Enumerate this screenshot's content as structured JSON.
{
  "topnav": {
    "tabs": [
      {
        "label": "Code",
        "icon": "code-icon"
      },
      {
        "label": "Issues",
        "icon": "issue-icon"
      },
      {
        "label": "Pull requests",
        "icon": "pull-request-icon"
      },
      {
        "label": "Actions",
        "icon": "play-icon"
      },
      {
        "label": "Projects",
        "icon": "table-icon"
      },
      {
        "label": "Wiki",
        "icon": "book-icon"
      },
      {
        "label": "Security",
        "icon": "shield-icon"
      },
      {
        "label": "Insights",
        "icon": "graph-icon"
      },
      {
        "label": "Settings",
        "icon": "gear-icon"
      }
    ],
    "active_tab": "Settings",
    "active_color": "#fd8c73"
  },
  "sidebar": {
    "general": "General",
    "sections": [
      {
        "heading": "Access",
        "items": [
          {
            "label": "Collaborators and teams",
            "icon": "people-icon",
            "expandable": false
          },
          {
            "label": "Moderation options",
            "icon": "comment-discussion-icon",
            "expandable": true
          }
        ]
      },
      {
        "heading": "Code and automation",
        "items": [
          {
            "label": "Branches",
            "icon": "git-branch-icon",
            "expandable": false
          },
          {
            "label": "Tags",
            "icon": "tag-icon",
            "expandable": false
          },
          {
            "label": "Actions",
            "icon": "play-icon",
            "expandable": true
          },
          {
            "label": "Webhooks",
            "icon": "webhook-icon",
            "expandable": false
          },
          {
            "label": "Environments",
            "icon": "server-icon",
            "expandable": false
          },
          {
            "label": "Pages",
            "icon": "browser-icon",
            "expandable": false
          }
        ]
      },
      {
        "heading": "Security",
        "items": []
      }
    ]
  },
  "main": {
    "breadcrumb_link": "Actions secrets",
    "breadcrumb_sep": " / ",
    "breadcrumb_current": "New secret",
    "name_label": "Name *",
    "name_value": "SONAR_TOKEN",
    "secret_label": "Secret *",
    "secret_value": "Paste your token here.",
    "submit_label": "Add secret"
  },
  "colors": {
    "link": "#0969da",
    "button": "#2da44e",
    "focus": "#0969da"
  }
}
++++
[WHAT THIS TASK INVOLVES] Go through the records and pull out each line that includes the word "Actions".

[ANSWER SECTION]
        "label": "Actions",
            "label": "Actions",
    "breadcrumb_link": "Actions secrets",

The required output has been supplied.